Web page and app entries:
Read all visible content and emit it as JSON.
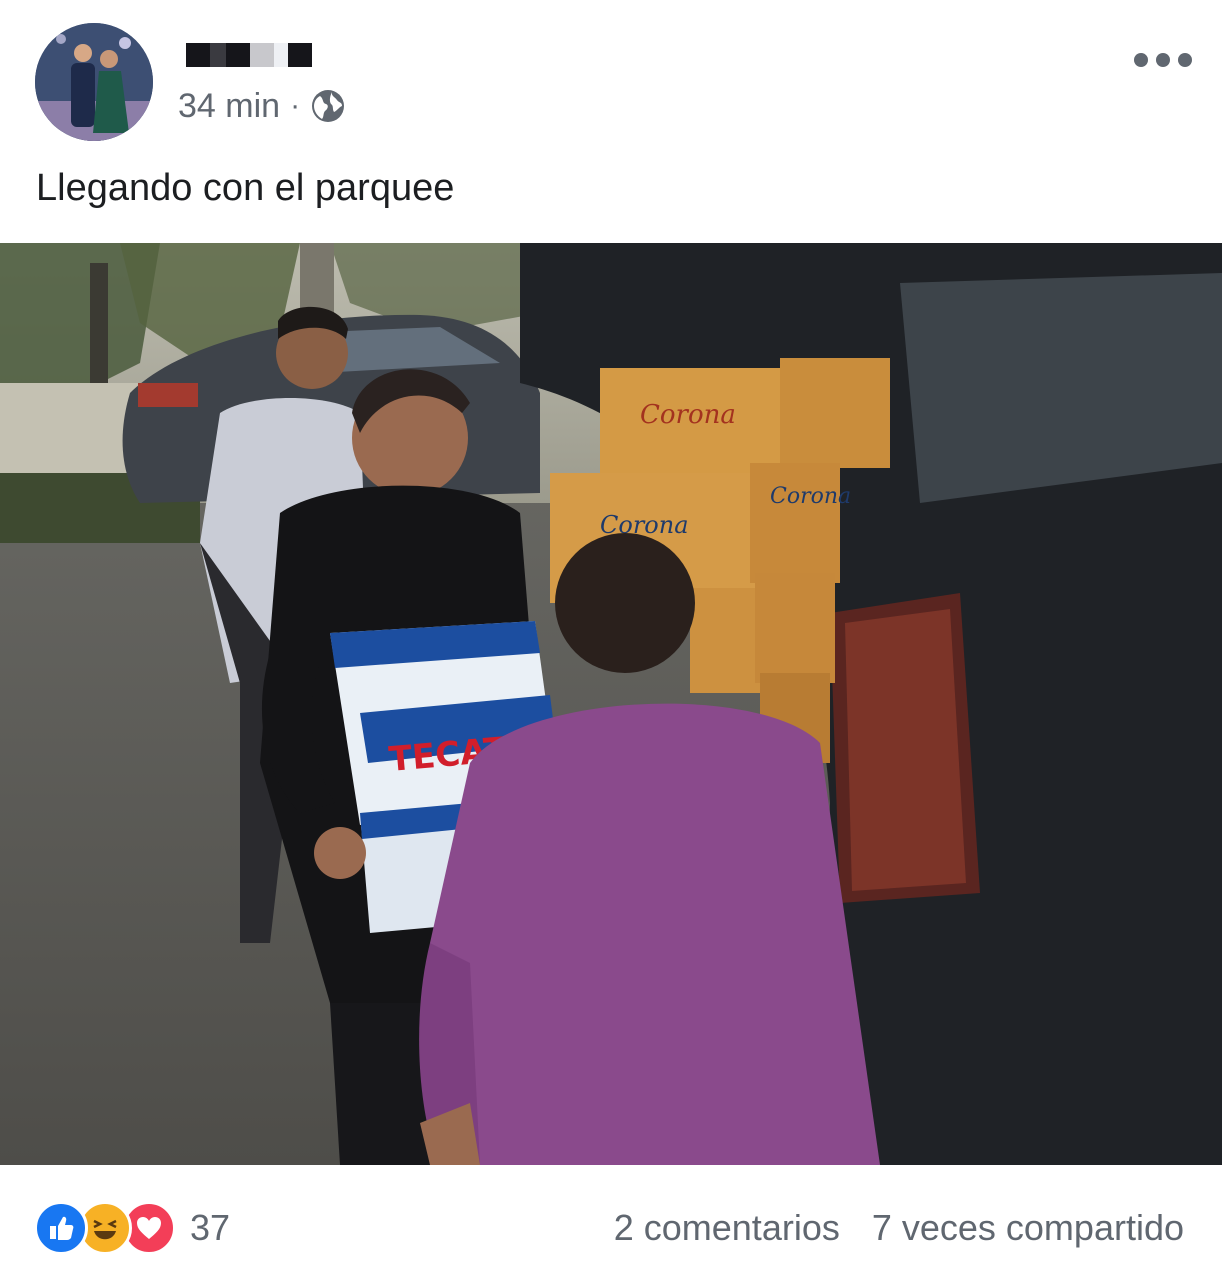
{
  "post": {
    "time": "34 min",
    "separator": "·",
    "privacy_icon": "globe-icon",
    "text": "Llegando con el parquee"
  },
  "photo": {
    "box_text_front": "TECATE",
    "box_text_back": "Corona"
  },
  "footer": {
    "reaction_icons": [
      "like-icon",
      "haha-icon",
      "love-icon"
    ],
    "reaction_count": "37",
    "comments": "2 comentarios",
    "shares": "7 veces compartido"
  },
  "colors": {
    "meta_text": "#606770",
    "like": "#1877f2",
    "haha": "#f7b125",
    "love": "#f33e58"
  }
}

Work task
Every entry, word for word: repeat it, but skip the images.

Expected answer
Read all visible content and emit it as JSON.
{
  "post": {
    "time": "34 min",
    "separator": "·",
    "privacy_icon": "globe-icon",
    "text": "Llegando con el parquee"
  },
  "photo": {
    "box_text_front": "TECATE",
    "box_text_back": "Corona"
  },
  "footer": {
    "reaction_icons": [
      "like-icon",
      "haha-icon",
      "love-icon"
    ],
    "reaction_count": "37",
    "comments": "2 comentarios",
    "shares": "7 veces compartido"
  },
  "colors": {
    "meta_text": "#606770",
    "like": "#1877f2",
    "haha": "#f7b125",
    "love": "#f33e58"
  }
}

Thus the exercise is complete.